Ranger School Week

During the first week of the summer holidays, we ran our first-ever Ranger School. This was a unique opportunity for children aged 11-14 to join our Park Rangers for a week and find out exactly what it takes to look after some of the UK’s most protected landscapes. Sill Learning Officer, Rachel Baron explains how the week went.

Joanne (Learning Assistant) and I were really keen to trial a summer holiday club for young people. There are a variety of holiday clubs available for parents to book their children onto during the 6 weeks school holidays, and we knew that the opportunities our Rangers could provide would really hit a niche in the market.

Ranger School has been a real team effort. Joanne and I suggested the idea to the Ranger team, who quickly identified a suitable week at the end of July. The Rangers worked out who would be available each day, and designed activities suitable for young people aged 11-14. Joanne took care of logistics, such as arranging transport for the group, pulling together the itineraries, and coordinating risk assessments.

Week of Activities

Our Activities Support Officer Rosie arranged the tickets and made them available online, while I worked with our Communications staff on the publicity. During the week we also received invaluable support from our Front of House staff at The Sill, and reception staff at our office in Hexham, who helped welcome the children each morning.

The result was a week jam-packed with exciting activities for young people, with parents having the option of booking their children on for the whole week, or selecting the dates they were most interested in. Activities included:
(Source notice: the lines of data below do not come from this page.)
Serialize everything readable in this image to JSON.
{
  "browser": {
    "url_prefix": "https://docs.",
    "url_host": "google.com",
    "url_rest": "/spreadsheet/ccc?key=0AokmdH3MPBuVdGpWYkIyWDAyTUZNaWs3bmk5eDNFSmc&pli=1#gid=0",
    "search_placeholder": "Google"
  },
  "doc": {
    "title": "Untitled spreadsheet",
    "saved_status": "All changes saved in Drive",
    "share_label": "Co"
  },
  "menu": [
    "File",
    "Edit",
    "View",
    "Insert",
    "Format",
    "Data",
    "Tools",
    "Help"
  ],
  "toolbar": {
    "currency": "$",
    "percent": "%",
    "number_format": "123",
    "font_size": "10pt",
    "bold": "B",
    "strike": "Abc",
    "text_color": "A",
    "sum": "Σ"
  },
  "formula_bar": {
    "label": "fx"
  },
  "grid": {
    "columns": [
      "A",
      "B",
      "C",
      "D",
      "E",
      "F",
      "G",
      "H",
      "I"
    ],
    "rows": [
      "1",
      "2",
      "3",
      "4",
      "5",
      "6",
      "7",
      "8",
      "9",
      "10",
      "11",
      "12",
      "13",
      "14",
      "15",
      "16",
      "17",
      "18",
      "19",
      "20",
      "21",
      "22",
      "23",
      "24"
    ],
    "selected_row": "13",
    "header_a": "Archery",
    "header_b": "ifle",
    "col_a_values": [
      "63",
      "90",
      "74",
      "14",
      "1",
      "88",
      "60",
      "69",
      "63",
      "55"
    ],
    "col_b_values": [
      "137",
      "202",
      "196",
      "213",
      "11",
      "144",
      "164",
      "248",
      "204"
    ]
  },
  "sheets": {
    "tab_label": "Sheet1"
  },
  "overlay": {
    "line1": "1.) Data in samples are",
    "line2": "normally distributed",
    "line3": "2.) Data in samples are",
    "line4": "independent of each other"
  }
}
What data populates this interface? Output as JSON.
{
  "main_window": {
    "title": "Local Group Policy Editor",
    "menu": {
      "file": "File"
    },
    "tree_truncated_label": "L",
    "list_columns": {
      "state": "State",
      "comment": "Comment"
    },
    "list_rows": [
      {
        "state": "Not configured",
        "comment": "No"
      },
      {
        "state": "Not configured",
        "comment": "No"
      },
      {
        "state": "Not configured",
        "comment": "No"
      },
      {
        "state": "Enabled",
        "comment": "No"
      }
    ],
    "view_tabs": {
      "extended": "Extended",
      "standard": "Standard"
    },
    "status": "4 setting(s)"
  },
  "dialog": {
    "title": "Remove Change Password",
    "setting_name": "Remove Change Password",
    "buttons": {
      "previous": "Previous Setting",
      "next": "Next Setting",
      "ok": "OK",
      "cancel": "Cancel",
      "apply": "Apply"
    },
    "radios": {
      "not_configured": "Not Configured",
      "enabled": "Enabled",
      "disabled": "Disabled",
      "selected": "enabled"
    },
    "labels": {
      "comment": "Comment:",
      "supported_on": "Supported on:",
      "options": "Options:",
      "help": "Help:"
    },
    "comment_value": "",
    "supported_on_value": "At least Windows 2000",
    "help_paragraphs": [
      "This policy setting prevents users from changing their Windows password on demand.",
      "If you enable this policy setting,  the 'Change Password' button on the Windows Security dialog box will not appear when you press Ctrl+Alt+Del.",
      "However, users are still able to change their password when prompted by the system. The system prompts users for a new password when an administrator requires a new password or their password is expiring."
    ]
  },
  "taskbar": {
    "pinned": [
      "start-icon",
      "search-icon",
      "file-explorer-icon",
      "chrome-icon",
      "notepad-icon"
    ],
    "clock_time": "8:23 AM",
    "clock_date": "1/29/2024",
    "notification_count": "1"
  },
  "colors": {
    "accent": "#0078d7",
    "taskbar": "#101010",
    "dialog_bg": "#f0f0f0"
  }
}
  • Exploring Hadrian’s Wall with Gary, our Trail Ranger, and learning about how he looks after this World Heritage Site.
  • Spending the day at Greenlee Lough with Ranger Sally, taking part in conservation tasks and learning about the wildlife of the area.
  • Being inspired by landscape to create some nature art with the learning team.
  • Taking part in the mammal monitoring event and learning about habitats from our Ecologist Gill, as well as cleaning the mammal traps, which strangely enough was enjoyed by everyone!
  • Building bird and bat boxes with Rangers Sally and Jane.
  • Learning about navigation from our volunteer Dave and getting the opportunity to see our drone in flight with our GIS Officer Ed.

John Muir Award

The six young people who signed up for the full week were given the additional opportunity of working towards a Discovery level John Muir Award. Led by the John Muir Trust, this environmental award scheme encourages people to connect with, enjoy, and care for wild places.

The participants learned about John Muir, a naturalist and environmental activist born in 1838, and his adventures in nature. They also explored a variety of habitats in the National Park, taking part in conservation work at Greenlee Lough, and shared their experiences online in order to encourage others to look after the landscape around them.

We received really positive comments from the 9 young people who attended across the week. Their favourite activities were those at Greenlee Lough, taking part in the mammal monitoring, and building the bird and bat boxes.

One participant wrote on their evaluation form that their favourite day was at Greenlee ‘because we did lots of hands on work,’ with another writing ‘I loved seeing animals in the wild.’ One of the parents commented that ‘they really enjoyed the week, and even the weather didn’t affect their enjoyment too much!’

With such positive feedback, we are really hopeful we can run Ranger School again next year and use the experience to help us inform our thinking about how we engage young people from this age group.

The week comes to an end

Ranger School participants at The Sill: National Landscape Discovery Centre.